Geopolitical tensions had already increased in recent months. And although these tensions have been lingering for some time, recent events significantly raise the risk of an escalation. We have seen earlier drone attacks on the Saudi oil infrastructure, and attacks on tankers which threaten a closure of the Strait of Hormuz. After the latest drone attacks on the Saudi oil production facilities, the US seems to be cooperating with Saudi Arabia, and a military response could still follow. Iran threatened an ‘all-out war’ in case of any US or Saudi military strike. Such an escalation of the situation seems in nobody’s interest, but cannot be fully ruled out.

We have seen proxy wars in the region for quite some time now. However, since these wars have taken place in regions where oil production cannot be hurt, financial markets essentially ignored them. Now that tensions between crucial oil producers Saudi Arabia and Iran are building, one could be forgiven for thinking a higher risk premium than is priced in at this moment may be justified. The fact that the market is not pricing in a significant risk premium indicates that expectations of an escalation are very low. And in the event of a temporary production disruption, expectations are that this can be met by existing inventories and spare capacity. As a result, the Brent/WTI spread – which is seen as a good indicator of geopolitical risk premium – has barely widened. Since WTI mainly reflects oil market conditions in the US, while Brent better reflects conditions in Europe and the Middle East, any increase in the spread would reflect softer conditions in the US (not happening now) or increased supply risk in Europe and/or the Middle East.

Forecasts unchanged; up- and downside risks become even bigger
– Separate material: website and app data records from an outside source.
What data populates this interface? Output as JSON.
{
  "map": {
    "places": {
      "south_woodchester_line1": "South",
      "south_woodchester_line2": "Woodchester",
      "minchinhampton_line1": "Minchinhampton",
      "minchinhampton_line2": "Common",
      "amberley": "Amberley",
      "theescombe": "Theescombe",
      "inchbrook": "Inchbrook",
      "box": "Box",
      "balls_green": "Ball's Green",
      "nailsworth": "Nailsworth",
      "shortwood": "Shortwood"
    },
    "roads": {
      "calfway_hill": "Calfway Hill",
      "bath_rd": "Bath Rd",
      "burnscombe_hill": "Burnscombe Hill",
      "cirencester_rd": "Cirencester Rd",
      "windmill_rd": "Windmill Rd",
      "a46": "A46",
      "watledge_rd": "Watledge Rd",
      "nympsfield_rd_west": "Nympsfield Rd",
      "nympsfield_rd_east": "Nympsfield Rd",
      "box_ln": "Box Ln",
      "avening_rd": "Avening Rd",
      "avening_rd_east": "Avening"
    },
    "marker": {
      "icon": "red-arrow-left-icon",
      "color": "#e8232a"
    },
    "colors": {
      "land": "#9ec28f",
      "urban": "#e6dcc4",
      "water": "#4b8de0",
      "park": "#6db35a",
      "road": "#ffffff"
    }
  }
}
We are not revising our forecasts for now. For the coming quarter, upside risks to our base case scenario have increased while the other drivers of the oil market haven’t changed. The ongoing trade dispute between US and China, which has a negative effect on global economic growth and thus oil demand, is the biggest downside risk to our base case scenario. Increased geopolitical risks offset the downside risks. As a result, oil prices seem to be caught between extremes. As long as neither the trade war and geopolitical tensions do not escalate, oil prices will continue to trade within this delicate equilibrium up until what will be a crucial OPEC+ meeting, scheduled for 5 December. Any escalation affecting either demand or supply could potential trigger large price swings. Especially with investors being positioned rather neutral.

If Saudi production is brought back to normal and no new shocks are seen in the meantime, downside risks may return again in Q1 2020 and could even rise if other oil producers make use of the momentum to step up their own crude production. We see the Brent oil price at USD 60 at the end of Q4 and Q1 2020, while we see it rising to USD 70 by the end of next year.